BEGIN DATA UNDER STUDY

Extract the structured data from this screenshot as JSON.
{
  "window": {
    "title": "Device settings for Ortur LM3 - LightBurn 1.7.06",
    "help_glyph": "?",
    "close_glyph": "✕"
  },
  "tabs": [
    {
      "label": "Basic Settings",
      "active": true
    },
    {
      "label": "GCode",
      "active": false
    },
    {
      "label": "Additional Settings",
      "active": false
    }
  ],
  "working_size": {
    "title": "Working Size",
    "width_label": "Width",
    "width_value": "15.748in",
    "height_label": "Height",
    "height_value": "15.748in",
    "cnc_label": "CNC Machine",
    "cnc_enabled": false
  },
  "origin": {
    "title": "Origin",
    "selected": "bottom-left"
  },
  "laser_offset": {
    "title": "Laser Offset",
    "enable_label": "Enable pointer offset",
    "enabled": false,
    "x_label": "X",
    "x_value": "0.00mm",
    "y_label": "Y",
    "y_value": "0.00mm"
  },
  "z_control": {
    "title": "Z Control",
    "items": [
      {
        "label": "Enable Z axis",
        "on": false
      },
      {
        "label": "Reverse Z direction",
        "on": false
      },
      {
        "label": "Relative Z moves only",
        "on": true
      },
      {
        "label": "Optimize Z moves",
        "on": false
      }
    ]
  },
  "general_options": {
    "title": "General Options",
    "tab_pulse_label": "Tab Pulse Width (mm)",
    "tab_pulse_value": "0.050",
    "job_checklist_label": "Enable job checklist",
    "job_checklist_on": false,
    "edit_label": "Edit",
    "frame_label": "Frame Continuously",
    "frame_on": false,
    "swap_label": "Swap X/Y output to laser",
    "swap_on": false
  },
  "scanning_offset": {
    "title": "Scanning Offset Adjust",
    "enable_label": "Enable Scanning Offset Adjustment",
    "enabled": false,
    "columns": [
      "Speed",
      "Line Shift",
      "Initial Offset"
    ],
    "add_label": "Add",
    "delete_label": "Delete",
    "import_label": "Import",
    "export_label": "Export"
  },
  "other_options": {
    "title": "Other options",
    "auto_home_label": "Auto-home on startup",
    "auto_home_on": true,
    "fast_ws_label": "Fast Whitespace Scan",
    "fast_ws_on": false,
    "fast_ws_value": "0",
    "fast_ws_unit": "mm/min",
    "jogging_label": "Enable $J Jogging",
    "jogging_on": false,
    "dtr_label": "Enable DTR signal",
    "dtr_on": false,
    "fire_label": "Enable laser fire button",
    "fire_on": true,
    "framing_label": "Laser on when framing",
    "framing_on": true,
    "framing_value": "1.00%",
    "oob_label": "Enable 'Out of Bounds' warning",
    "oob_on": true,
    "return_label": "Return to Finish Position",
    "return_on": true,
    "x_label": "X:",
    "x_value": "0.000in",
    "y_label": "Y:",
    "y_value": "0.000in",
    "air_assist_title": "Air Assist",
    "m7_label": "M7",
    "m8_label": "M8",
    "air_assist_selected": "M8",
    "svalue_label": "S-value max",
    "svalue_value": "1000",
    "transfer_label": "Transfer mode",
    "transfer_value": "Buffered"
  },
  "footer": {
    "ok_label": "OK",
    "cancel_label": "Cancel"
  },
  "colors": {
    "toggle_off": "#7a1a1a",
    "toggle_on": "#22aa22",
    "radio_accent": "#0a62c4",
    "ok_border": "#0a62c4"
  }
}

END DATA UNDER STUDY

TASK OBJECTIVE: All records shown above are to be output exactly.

WORKED SOLUTION:
Extract the structured data from this screenshot as JSON.
{
  "window": {
    "title": "Device settings for Ortur LM3 - LightBurn 1.7.06",
    "help_glyph": "?",
    "close_glyph": "✕"
  },
  "tabs": [
    {
      "label": "Basic Settings",
      "active": true
    },
    {
      "label": "GCode",
      "active": false
    },
    {
      "label": "Additional Settings",
      "active": false
    }
  ],
  "working_size": {
    "title": "Working Size",
    "width_label": "Width",
    "width_value": "15.748in",
    "height_label": "Height",
    "height_value": "15.748in",
    "cnc_label": "CNC Machine",
    "cnc_enabled": false
  },
  "origin": {
    "title": "Origin",
    "selected": "bottom-left"
  },
  "laser_offset": {
    "title": "Laser Offset",
    "enable_label": "Enable pointer offset",
    "enabled": false,
    "x_label": "X",
    "x_value": "0.00mm",
    "y_label": "Y",
    "y_value": "0.00mm"
  },
  "z_control": {
    "title": "Z Control",
    "items": [
      {
        "label": "Enable Z axis",
        "on": false
      },
      {
        "label": "Reverse Z direction",
        "on": false
      },
      {
        "label": "Relative Z moves only",
        "on": true
      },
      {
        "label": "Optimize Z moves",
        "on": false
      }
    ]
  },
  "general_options": {
    "title": "General Options",
    "tab_pulse_label": "Tab Pulse Width (mm)",
    "tab_pulse_value": "0.050",
    "job_checklist_label": "Enable job checklist",
    "job_checklist_on": false,
    "edit_label": "Edit",
    "frame_label": "Frame Continuously",
    "frame_on": false,
    "swap_label": "Swap X/Y output to laser",
    "swap_on": false
  },
  "scanning_offset": {
    "title": "Scanning Offset Adjust",
    "enable_label": "Enable Scanning Offset Adjustment",
    "enabled": false,
    "columns": [
      "Speed",
      "Line Shift",
      "Initial Offset"
    ],
    "add_label": "Add",
    "delete_label": "Delete",
    "import_label": "Import",
    "export_label": "Export"
  },
  "other_options": {
    "title": "Other options",
    "auto_home_label": "Auto-home on startup",
    "auto_home_on": true,
    "fast_ws_label": "Fast Whitespace Scan",
    "fast_ws_on": false,
    "fast_ws_value": "0",
    "fast_ws_unit": "mm/min",
    "jogging_label": "Enable $J Jogging",
    "jogging_on": false,
    "dtr_label": "Enable DTR signal",
    "dtr_on": false,
    "fire_label": "Enable laser fire button",
    "fire_on": true,
    "framing_label": "Laser on when framing",
    "framing_on": true,
    "framing_value": "1.00%",
    "oob_label": "Enable 'Out of Bounds' warning",
    "oob_on": true,
    "return_label": "Return to Finish Position",
    "return_on": true,
    "x_label": "X:",
    "x_value": "0.000in",
    "y_label": "Y:",
    "y_value": "0.000in",
    "air_assist_title": "Air Assist",
    "m7_label": "M7",
    "m8_label": "M8",
    "air_assist_selected": "M8",
    "svalue_label": "S-value max",
    "svalue_value": "1000",
    "transfer_label": "Transfer mode",
    "transfer_value": "Buffered"
  },
  "footer": {
    "ok_label": "OK",
    "cancel_label": "Cancel"
  },
  "colors": {
    "toggle_off": "#7a1a1a",
    "toggle_on": "#22aa22",
    "radio_accent": "#0a62c4",
    "ok_border": "#0a62c4"
  }
}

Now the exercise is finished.